By Rob Carnie
Having seen many parts of the world in his academic life, Dr. Peiqiang Yu chose the University of Saskatchewan as the place to build his distinguished career in animal feed research and development.
Today, the professor in the College of Agriculture's Department of Animal and Poultry Science is a highly respected researcher, with over 100 scientific publications to his name and dozens of speaking engagements at national and international conferences.
"I first came here in 2000 doing my federal NSERC (National Sciences and Engineering Research Council) postdoctoral fellowship in the field of animal metabolism and physiology," said Dr. Yu.
He quickly built a reputation for his work, and not long after was named the Chair for Feed Research and Development under the Strategic Research Program (SRP) administered by Saskatchewan Agriculture and Food (SAF).
The SRP is a five-year, $16.5 million program that funds 17 research chairs in areas of strategic importance to the province. The goal of the program is to engage bright minds in agricultural research and development in Saskatchewan, adding value to the province's farm and food industry, improving its competitive position and furthering commercialization opportunities.
Given the importance of the livestock sector to Saskatchewan's overall agricultural economy, Dr. Yu's kind of expertise was a perfect match.
He now leads a research team of seven, studying areas such as feed science, processing and chemistry, ruminant nutrition and nutritional biochemistry. "My research includes two types of research - basic research and applied research," he said.
Basic research is part of Dr. Yu's mandate as an academic, building the body of knowledge in his field of study. For this part of his work, an invaluable tool at his disposal at the University of Saskatchewan is the Canadian Light Source synchrotron.
"We use the synchrotron for feed nutrition research," he stated. "We can use it to check things like protein change or structural change at the molecular level. Without the synchrotron, we can't do this kind of work."
The device has enabled Dr. Yu and his group to pioneer research in the field of animal feed and nutrition. "We are the only group in Canada to do this work, so it is quite unique. Each time I do a project, I try to find literature from other people who have done similar studies. For many of the types of work I'm doing, I can't find papers. When I get a result, I want to compare it with other people, but there are no published results out there."
Applied research includes the scientific work that is often requested and funded by the agricultural industry or producer groups. "We now have six feed companies that have asked us to help them develop new products or assist them to evaluate the products they have previously developed. These products are then marketed provincially, nationally and internationally. So we help them to investigate and capitalize upon commercialization opportunities," said Dr. Yu.
He offered an example of how his research as an SAF Chair can benefit the average Saskatchewan producer. "We do research to increase the protein availability in feed. Protein digests very fast in ruminants. When we use a certain treatment in the feed, we can reduce the protein degradation in ruminants. So we can do calculations on how various treatments change our results, and we can formulate the ruminants' diet accordingly," he said.

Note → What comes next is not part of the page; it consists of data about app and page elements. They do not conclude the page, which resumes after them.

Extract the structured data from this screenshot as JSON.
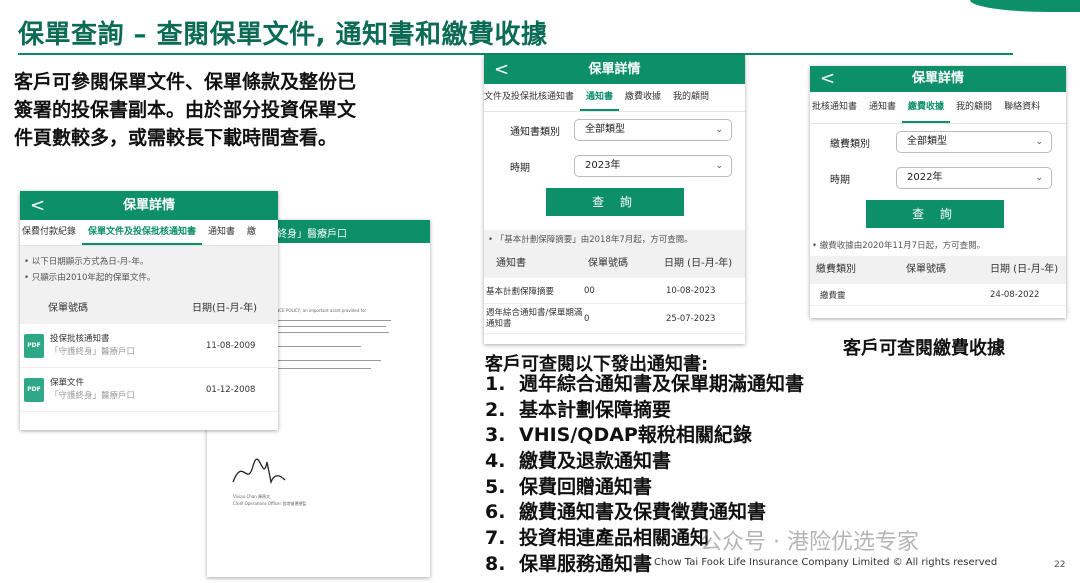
{
  "slide": {
    "title": "保單查詢 – 查閱保單文件, 通知書和繳費收據",
    "intro": "客戶可參閱保單文件、保單條款及整份已簽署的投保書副本。由於部分投資保單文件頁數較多，或需較長下載時間查看。",
    "notice_label": "客戶可查閱以下發出通知書:",
    "receipt_label": "客戶可查閱繳費收據",
    "notice_items": [
      {
        "num": "1.",
        "text": "週年綜合通知書及保單期滿通知書"
      },
      {
        "num": "2.",
        "text": "基本計劃保障摘要"
      },
      {
        "num": "3.",
        "text": "VHIS/QDAP報稅相關紀錄"
      },
      {
        "num": "4.",
        "text": "繳費及退款通知書"
      },
      {
        "num": "5.",
        "text": "保費回贈通知書"
      },
      {
        "num": "6.",
        "text": "繳費通知書及保費徵費通知書"
      },
      {
        "num": "7.",
        "text": "投資相連產品相關通知"
      },
      {
        "num": "8.",
        "text": "保單服務通知書"
      }
    ],
    "watermark": "公众号 · 港险优选专家",
    "footer": "Chow Tai Fook Life Insurance Company Limited © All rights reserved",
    "page_number": "22"
  },
  "panel_docs": {
    "back": "<",
    "header": "保單詳情",
    "tabs": [
      "保費付款紀錄",
      "保單文件及投保批核通知書",
      "通知書",
      "繳"
    ],
    "notes": [
      "• 以下日期顯示方式為日-月-年。",
      "• 只顯示由2010年起的保單文件。"
    ],
    "col_policy": "保單號碼",
    "col_date": "日期(日-月-年)",
    "files": [
      {
        "icon": "PDF",
        "name": "投保批核通知書",
        "product": "「守護終身」醫療戶口",
        "date": "11-08-2009"
      },
      {
        "icon": "PDF",
        "name": "保單文件",
        "product": "「守護終身」醫療戶口",
        "date": "01-12-2008"
      }
    ]
  },
  "doc_preview": {
    "header": "守護終身」醫療戶口",
    "policy_text": "RANCE POLICY, an important asset provided for",
    "sign_name": "Vivian Chan 陳薇文",
    "sign_title": "Chief Operations Officer 首席營運總監"
  },
  "panel_notices": {
    "back": "<",
    "header": "保單詳情",
    "tabs": [
      "文件及投保批核通知書",
      "通知書",
      "繳費收據",
      "我的顧問"
    ],
    "type_label": "通知書類別",
    "type_value": "全部類型",
    "period_label": "時期",
    "period_value": "2023年",
    "query_button": "查 詢",
    "note": "• 「基本計劃保障摘要」由2018年7月起，方可查閱。",
    "col_name": "通知書",
    "col_policy": "保單號碼",
    "col_date": "日期 (日-月-年)",
    "rows": [
      {
        "name": "基本計劃保障摘要",
        "policy": "00",
        "date": "10-08-2023"
      },
      {
        "name": "週年綜合通知書/保單期滿通知書",
        "policy": "0",
        "date": "25-07-2023"
      }
    ]
  },
  "panel_receipts": {
    "back": "<",
    "header": "保單詳情",
    "tabs": [
      "批核通知書",
      "通知書",
      "繳費收據",
      "我的顧問",
      "聯絡資料"
    ],
    "type_label": "繳費類別",
    "type_value": "全部類型",
    "period_label": "時期",
    "period_value": "2022年",
    "query_button": "查 詢",
    "note": "• 繳費收據由2020年11月7日起，方可查閱。",
    "col_type": "繳費類別",
    "col_policy": "保單號碼",
    "col_date": "日期 (日-月-年)",
    "rows": [
      {
        "type": "繳費靈",
        "date": "24-08-2022"
      }
    ]
  },
  "colors": {
    "brand_green": "#0d8f6a",
    "title_green": "#0b6b55"
  }
}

"The result is that we can produce a higher grade of feed, meaning less feed will be required for the same nutritional value, and the producer's feed costs will be reduced."
Dr. Yu's work is a prime example of how industry, government and universities can partner together to advance the entire agricultural sector.
"The government builds a position, then research funding comes from the industry, comes from the provincial funding agency, comes from the federal funding agency," said Dr. Yu. "Without the SAF chair position, I can't do this kind of job. So I think it's a very important and very useful investment for the whole province."